Question Mark: Money Making Models
I’m currently in a debate with the other owners of my firm about the kinds of firms that are able to be profitable, yet also grow and survive in the long-term. What types of firms and models seem to work in the Industry? How are these successful firms balancing profitability and investment?
You know, when it comes down to it, there are really only a few different money-making models for A/E/P and environmental firms that seem to work over time. By “work,” I mean provide enough growth for the firm to keep everyone interested and enough profitability for the owners to feel like they are doing well.
Following is a brief description of the major money-making models (MMMs):

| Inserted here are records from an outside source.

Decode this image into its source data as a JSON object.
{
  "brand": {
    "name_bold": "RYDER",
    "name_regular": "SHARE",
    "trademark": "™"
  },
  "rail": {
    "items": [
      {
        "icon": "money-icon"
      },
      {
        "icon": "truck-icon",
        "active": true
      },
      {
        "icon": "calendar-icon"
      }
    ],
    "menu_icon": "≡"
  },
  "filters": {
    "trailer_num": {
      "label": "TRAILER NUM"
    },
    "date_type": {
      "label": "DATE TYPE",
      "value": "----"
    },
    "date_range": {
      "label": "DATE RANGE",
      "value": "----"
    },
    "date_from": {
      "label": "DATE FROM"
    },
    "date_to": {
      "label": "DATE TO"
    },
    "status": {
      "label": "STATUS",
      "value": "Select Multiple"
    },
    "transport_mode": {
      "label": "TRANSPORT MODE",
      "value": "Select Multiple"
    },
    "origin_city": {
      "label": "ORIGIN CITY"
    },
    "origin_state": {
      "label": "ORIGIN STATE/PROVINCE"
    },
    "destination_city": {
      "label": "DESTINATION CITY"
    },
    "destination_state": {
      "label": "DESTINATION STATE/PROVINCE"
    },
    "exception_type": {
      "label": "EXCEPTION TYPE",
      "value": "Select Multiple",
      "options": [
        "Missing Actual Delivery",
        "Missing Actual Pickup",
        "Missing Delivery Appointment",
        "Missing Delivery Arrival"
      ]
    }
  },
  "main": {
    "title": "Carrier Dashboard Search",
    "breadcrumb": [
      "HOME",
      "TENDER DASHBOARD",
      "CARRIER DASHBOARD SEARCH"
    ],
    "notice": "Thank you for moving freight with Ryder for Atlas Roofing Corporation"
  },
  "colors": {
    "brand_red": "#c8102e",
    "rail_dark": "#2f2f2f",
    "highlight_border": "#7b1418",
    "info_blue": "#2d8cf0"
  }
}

- The “lots of government work, mid-price, low-overhead, high-volume firm.” These firms are characterized by multiple offices, strong political connections— often established through hiring of key former government employees— and well-established financial, IT, and marketing systems, all of which do a pretty good job. There will also probably be a functional, multi-owner management structure.
- The “single market-based or market/service niche national/international firm.” This would be, for example, a very strong health care architecture or resort planning firm. They know their markets, and they know their disciplines (typically narrowly defined) better than all of their competitors, except perhaps a handful of other firms in specific geographic areas.
- The “10- to 20-person, sole owner, established, local firm.” Some of these firms perhaps “shouldn’t be” successful, yet they are somehow. These firms provide a substantial annual income for their owner(s) and meaningful employment for a small group of others.
- The “mid- to large-size single- or multi-discipline firm.” This would be, for example, a 300-person MEP (mechanical-electrical-plumbing) design firm. These companies get better than average multipliers because they are experts, although they are often subcontractors to other design firms, so tend to suffer the woes of longer collection periods and resulting poor cash flow.
There are obviously successful firms that don’t fit neatly into one of these four categories but I would bet 90% or more of successful firms do. Taking a look at these money-making models may be helpful as you chart your firm’s future direction.